Hue Hunter Concept


This project challenged me to conceptualize, design, and prototype an app for sorting and finding photos. With today's ease to load up cloud accounts with tens of thousands of photos, it's imperative to design more sophisticated apps to deal with these enormous libraries. My app concept is designed to filter, sort, and share photos based on color. As my photo Instagram makes clear, I am one of many people who take time to find and curate photos to match as a set. My app, Hue Hunter, would make this process a breeze.

With a library of 60,000 photos and counting, I knew I should demonstrate this interface with my own images.
For the core functionality, I had to plan out how the user would use this color sorting mechanism. The most natural way to interact with color is, of course, with a color wheel. The original concept I created involves live-viewing of results as you slide. This mechanism is what I chose to build the concept around and based off.
When posting photos that align to an aesthetic, some people like to match or complement colors. Seeing a dominant primary color, plus a secondary accent color is what I personally like to have in my photos. Being able to discern a primary, secondary, or even tertiary color in a photo is something we already see in apps and software—demonstrating how our devices can analyze and differentiate with ease.

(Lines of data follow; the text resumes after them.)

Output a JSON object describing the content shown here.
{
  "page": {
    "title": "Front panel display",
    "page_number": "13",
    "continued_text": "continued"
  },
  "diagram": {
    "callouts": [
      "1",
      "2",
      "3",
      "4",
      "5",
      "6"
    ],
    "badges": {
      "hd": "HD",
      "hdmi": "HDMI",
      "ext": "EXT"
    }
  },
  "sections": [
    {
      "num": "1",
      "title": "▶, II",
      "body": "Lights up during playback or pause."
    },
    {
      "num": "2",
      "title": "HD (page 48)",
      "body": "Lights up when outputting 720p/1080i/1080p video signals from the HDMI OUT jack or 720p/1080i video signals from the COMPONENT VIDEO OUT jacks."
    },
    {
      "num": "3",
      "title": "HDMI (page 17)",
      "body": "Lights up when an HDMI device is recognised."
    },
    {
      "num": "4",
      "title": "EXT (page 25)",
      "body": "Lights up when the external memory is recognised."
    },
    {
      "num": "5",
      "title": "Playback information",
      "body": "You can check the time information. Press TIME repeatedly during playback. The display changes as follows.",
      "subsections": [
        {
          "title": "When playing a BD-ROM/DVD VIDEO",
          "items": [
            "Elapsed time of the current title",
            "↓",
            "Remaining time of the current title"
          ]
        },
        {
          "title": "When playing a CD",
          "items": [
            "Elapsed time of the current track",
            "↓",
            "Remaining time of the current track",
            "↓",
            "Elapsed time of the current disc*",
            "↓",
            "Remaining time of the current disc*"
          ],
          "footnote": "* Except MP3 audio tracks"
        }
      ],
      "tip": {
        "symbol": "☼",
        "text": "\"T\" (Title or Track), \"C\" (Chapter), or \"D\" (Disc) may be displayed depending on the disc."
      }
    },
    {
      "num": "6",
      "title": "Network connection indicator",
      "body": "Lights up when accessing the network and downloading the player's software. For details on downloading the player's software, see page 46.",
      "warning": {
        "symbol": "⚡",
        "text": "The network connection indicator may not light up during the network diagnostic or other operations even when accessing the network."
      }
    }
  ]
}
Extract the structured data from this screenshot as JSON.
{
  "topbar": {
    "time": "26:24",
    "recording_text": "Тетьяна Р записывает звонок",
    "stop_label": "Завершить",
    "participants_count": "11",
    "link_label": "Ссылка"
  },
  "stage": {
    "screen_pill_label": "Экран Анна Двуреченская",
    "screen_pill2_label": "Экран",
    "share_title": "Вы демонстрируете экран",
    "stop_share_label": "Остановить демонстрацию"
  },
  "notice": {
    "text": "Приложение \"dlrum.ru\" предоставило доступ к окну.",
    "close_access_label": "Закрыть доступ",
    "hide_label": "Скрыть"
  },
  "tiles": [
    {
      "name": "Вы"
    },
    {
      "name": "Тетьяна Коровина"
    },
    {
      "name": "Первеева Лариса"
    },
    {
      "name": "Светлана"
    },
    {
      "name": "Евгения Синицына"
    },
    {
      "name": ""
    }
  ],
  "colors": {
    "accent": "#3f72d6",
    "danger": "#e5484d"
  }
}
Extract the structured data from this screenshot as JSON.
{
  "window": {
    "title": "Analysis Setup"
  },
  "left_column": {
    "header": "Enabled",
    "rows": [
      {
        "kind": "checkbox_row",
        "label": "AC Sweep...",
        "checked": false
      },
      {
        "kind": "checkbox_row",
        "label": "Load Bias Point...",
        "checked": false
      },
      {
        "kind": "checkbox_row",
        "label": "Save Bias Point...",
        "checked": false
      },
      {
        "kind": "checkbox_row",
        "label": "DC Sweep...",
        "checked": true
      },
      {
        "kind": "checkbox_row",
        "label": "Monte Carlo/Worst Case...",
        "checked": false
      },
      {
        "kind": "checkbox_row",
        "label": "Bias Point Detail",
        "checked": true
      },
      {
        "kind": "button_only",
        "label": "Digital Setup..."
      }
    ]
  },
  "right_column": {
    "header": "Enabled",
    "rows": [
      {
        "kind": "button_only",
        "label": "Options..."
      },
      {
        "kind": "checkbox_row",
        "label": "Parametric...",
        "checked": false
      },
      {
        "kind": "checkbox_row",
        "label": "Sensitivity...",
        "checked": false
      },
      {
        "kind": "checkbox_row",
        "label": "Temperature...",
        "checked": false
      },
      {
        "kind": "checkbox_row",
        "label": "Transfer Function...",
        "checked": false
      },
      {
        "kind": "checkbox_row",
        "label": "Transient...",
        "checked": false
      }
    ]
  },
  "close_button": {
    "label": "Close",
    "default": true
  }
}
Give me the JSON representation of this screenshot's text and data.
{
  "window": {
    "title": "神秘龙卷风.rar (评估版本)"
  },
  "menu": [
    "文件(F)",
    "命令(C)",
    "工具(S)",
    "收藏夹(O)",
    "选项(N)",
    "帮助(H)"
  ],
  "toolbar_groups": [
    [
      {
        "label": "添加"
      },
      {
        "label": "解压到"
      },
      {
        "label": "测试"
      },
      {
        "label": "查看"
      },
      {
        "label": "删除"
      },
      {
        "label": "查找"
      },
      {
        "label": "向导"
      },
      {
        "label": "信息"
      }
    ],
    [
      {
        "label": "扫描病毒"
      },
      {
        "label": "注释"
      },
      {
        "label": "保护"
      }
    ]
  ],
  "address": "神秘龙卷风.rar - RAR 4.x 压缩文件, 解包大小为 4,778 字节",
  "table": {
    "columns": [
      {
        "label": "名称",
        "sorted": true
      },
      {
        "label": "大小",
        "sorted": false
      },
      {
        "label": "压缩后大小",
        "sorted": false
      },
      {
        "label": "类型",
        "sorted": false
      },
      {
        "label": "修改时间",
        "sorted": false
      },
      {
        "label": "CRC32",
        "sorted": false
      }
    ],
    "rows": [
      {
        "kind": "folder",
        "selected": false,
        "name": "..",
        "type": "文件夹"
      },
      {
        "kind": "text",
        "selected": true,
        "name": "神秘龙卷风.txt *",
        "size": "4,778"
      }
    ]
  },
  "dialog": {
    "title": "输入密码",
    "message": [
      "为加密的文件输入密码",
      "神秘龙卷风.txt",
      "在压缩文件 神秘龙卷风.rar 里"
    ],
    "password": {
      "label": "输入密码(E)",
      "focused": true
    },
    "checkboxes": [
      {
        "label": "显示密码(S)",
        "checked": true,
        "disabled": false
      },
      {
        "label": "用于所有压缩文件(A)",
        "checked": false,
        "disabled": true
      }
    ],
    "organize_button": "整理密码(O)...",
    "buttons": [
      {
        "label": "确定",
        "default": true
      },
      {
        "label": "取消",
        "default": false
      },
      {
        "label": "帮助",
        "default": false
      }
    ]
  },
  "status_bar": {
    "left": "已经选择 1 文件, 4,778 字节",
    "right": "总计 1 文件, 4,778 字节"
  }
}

To THOROUGHLY conceptualize the app, as well as make it enticing to use on a frequent basis, a simple search was not enough to make it stand out from competition. Working with features like an automatic finder for ideal photos, daily recommendations, and whole library access pushed the idea from a search and find function to a standalone app with a daily draw to open and discover what might be hiding in your library.
The updated dark and red interface was inspired by classic photo darkrooms. Matching the dark appearance with judiciously placed glowing red provides clear hierarchy while not drawing focus from the main content—similar to the red of darkrooms emitting just enough light to see where you are, but not enough to prematurely expose photos. Of course, the all-dark interface also lets your photos stay the main attraction. Now there's even less between you and your favorite photos.
As a final deliverable, I created a short video to demonstrate how this app would function in an average user flow. Displaying the search and navigation gives an idea of what it's like to use.